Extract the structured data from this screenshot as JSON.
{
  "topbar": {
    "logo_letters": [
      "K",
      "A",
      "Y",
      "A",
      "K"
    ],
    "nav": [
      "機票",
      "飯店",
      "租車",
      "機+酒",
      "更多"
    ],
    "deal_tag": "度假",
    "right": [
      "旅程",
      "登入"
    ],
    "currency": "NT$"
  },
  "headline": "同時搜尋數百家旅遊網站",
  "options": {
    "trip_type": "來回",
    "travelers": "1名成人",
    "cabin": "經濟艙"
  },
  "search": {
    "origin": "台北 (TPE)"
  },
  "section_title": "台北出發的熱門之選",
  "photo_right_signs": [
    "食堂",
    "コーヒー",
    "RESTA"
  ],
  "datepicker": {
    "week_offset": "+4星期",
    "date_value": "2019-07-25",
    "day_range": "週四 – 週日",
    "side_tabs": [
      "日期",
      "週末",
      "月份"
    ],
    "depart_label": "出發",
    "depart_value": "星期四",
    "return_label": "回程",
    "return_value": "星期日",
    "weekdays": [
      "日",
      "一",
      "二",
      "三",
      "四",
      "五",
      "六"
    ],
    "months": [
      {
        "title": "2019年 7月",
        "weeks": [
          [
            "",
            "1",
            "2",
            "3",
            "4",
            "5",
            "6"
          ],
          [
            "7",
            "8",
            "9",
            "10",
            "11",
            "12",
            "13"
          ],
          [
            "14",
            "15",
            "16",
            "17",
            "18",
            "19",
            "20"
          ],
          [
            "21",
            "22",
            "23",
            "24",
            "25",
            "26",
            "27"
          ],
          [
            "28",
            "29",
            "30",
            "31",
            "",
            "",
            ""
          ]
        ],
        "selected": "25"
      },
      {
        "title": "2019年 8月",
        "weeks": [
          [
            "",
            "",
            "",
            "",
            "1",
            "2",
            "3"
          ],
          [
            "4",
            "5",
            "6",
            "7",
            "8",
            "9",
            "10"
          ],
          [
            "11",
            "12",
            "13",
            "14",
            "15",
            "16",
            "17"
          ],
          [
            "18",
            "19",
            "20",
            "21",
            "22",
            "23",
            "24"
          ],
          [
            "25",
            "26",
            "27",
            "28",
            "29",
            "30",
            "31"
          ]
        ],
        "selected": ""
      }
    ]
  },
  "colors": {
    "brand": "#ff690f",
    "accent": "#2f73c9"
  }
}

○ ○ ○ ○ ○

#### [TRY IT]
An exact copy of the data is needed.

#### [RESPONSE TO THE TASK]
Extract the structured data from this screenshot as JSON.
{
  "topbar": {
    "logo_letters": [
      "K",
      "A",
      "Y",
      "A",
      "K"
    ],
    "nav": [
      "機票",
      "飯店",
      "租車",
      "機+酒",
      "更多"
    ],
    "deal_tag": "度假",
    "right": [
      "旅程",
      "登入"
    ],
    "currency": "NT$"
  },
  "headline": "同時搜尋數百家旅遊網站",
  "options": {
    "trip_type": "來回",
    "travelers": "1名成人",
    "cabin": "經濟艙"
  },
  "search": {
    "origin": "台北 (TPE)"
  },
  "section_title": "台北出發的熱門之選",
  "photo_right_signs": [
    "食堂",
    "コーヒー",
    "RESTA"
  ],
  "datepicker": {
    "week_offset": "+4星期",
    "date_value": "2019-07-25",
    "day_range": "週四 – 週日",
    "side_tabs": [
      "日期",
      "週末",
      "月份"
    ],
    "depart_label": "出發",
    "depart_value": "星期四",
    "return_label": "回程",
    "return_value": "星期日",
    "weekdays": [
      "日",
      "一",
      "二",
      "三",
      "四",
      "五",
      "六"
    ],
    "months": [
      {
        "title": "2019年 7月",
        "weeks": [
          [
            "",
            "1",
            "2",
            "3",
            "4",
            "5",
            "6"
          ],
          [
            "7",
            "8",
            "9",
            "10",
            "11",
            "12",
            "13"
          ],
          [
            "14",
            "15",
            "16",
            "17",
            "18",
            "19",
            "20"
          ],
          [
            "21",
            "22",
            "23",
            "24",
            "25",
            "26",
            "27"
          ],
          [
            "28",
            "29",
            "30",
            "31",
            "",
            "",
            ""
          ]
        ],
        "selected": "25"
      },
      {
        "title": "2019年 8月",
        "weeks": [
          [
            "",
            "",
            "",
            "",
            "1",
            "2",
            "3"
          ],
          [
            "4",
            "5",
            "6",
            "7",
            "8",
            "9",
            "10"
          ],
          [
            "11",
            "12",
            "13",
            "14",
            "15",
            "16",
            "17"
          ],
          [
            "18",
            "19",
            "20",
            "21",
            "22",
            "23",
            "24"
          ],
          [
            "25",
            "26",
            "27",
            "28",
            "29",
            "30",
            "31"
          ]
        ],
        "selected": ""
      }
    ]
  },
  "colors": {
    "brand": "#ff690f",
    "accent": "#2f73c9"
  }
}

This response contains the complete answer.